May 13, 2010
interior stylist vanessa colyer tay
There is great camaraderie and good will among people who work in interior magazines. I've only ever worked on an interior title so I'm not sure what other sections of the industry are like, but it never ceases to amaze me how much love there is. I'd be lying if there wasn't a degree of healthy competition when looking at other local mags to see what they produce - both in terms of content and design, but it's always done with respect.
For example, whenever I look at Inside Out I'm always blown away by the work of style editor Vanessa Colyer Tay. She is, without a doubt, one of the best interior stylists in the country. And yet she's so lovely and approachable. And her own story comforts me that you don't always find what you want from life straight off. I'll let her tell you more...
Which five words best describe you? Totally and utterly in love.

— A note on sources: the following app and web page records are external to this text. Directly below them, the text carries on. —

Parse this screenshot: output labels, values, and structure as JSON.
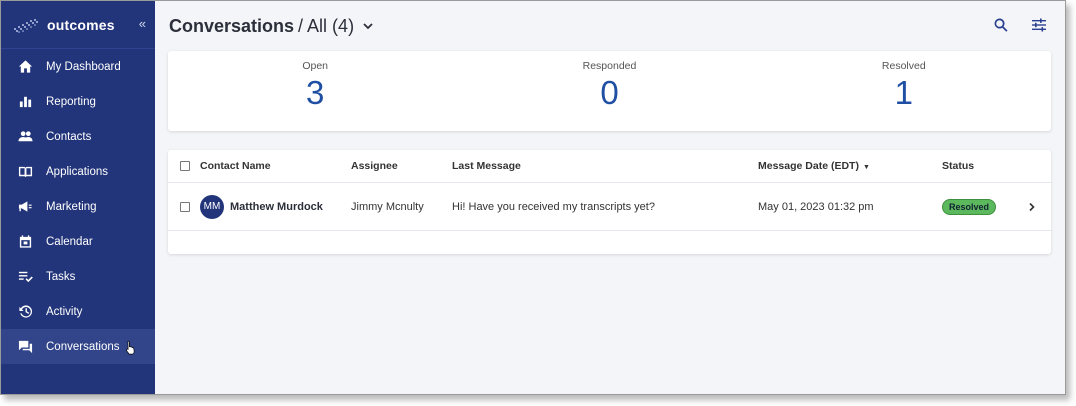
{
  "brand": {
    "name": "outcomes",
    "collapse_glyph": "«"
  },
  "sidebar": {
    "items": [
      {
        "label": "My Dashboard",
        "icon": "home-icon"
      },
      {
        "label": "Reporting",
        "icon": "bar-chart-icon"
      },
      {
        "label": "Contacts",
        "icon": "people-icon"
      },
      {
        "label": "Applications",
        "icon": "book-icon"
      },
      {
        "label": "Marketing",
        "icon": "megaphone-icon"
      },
      {
        "label": "Calendar",
        "icon": "calendar-icon"
      },
      {
        "label": "Tasks",
        "icon": "checklist-icon"
      },
      {
        "label": "Activity",
        "icon": "history-icon"
      },
      {
        "label": "Conversations",
        "icon": "chat-icon",
        "active": true
      }
    ]
  },
  "header": {
    "title": "Conversations",
    "filter": "/ All (4)"
  },
  "stats": [
    {
      "label": "Open",
      "value": "3"
    },
    {
      "label": "Responded",
      "value": "0"
    },
    {
      "label": "Resolved",
      "value": "1"
    }
  ],
  "table": {
    "columns": {
      "contact": "Contact Name",
      "assignee": "Assignee",
      "last_message": "Last Message",
      "date": "Message Date (EDT)",
      "status": "Status"
    },
    "rows": [
      {
        "initials": "MM",
        "contact": "Matthew Murdock",
        "assignee": "Jimmy Mcnulty",
        "last_message": "Hi! Have you received my transcripts yet?",
        "date": "May 01, 2023 01:32 pm",
        "status": "Resolved"
      }
    ]
  },
  "colors": {
    "sidebar": "#23357a",
    "accent": "#1f4fa3",
    "resolved": "#5cb85c"
  }
}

How did you get your start and what path have you taken since? I redirected my career path from hairdressing to advertising to interior styling, so the age-old saying third time's a charm is absolutely spot on. After studying at Enmore Design Centre, I took the typical path of a committed, nerdy, eager-to-learn styling pupil. I assisted some great Australian stylists who still inspire me today. One step at a time, I grew into my own. I worked freelance on a number of glossy titles before settling into a full-time styling role at Australian Home Beautiful. Now I reside at Inside Out magazine as its super-busy Style Editor.
What advice would you give to aspiring creatives? Just do it, less thought, less talk, more action.
What's your proudest career achievement? Most stylists will tell you that the end of any big shoot is a very proud moment, I'm no different. I love to bask in beautiful imagery once the chaos is over, but right now I'm quite happy with the cover styling of Inside Out magazine's 10th anniversary issue along with the styling of its 10th birthday party, an event which displayed art pieces for auction by the likes of Akira Isogawa, Kate Sylvester, David Bromley, Jason Benjamin and a whole swag of other talent. The night boasted oversized colourful dahlias, bright whimsical wire-furniture by Patricia Urquiola and an enchanting hanging garden.
What has been your best decision? To explore, to be open, to scrap poor ideas (that I thought were good) to make way for great ones.
Who inspires you? My beautiful husband for his ease at being happy, my dad for his incredible working pow wow, my 5-year old burmilla for her adaptability, stylists, artists, creatives, people who suffer for their art but do it anyway, and of course, my mum.
What are you passionate about? Creating, relaxing, being calm among chaos, mental expansion, skill development, delivering good work, pretty pictures, nature, the beauty in
our everyday and the quirkiness in what some call ugly.
What dream do you still want to fulfil? Can I add an s please?! I have stacks of dreams, big and small, each one is worth conquering, no matter the size. Some are: motherhood, the Kokoda trail, styling projects for my favourite overseas publications, eternal happiness, rock climbing in Thailand.
What are you reading? Looking at the large stack of books on my living room floor, the top three are: Around Fog Linen (a little book/zine spun from the catalogue of Fog Linen, a very beautiful Lithuanian linen company based in Japan). It houses a bunch of creative people profiles and shows pictures of Fog Linen product in various creative people's homes around the world.
Design as Art by Bruno Munari and Marcel Breuer: Design and Architecture. Below these three titles are more design, art, and tree books, some read thoroughly, some merely grazed over, and some have rarely been opened but they have great spines.
images courtesy of vanessa colyer tay and inside out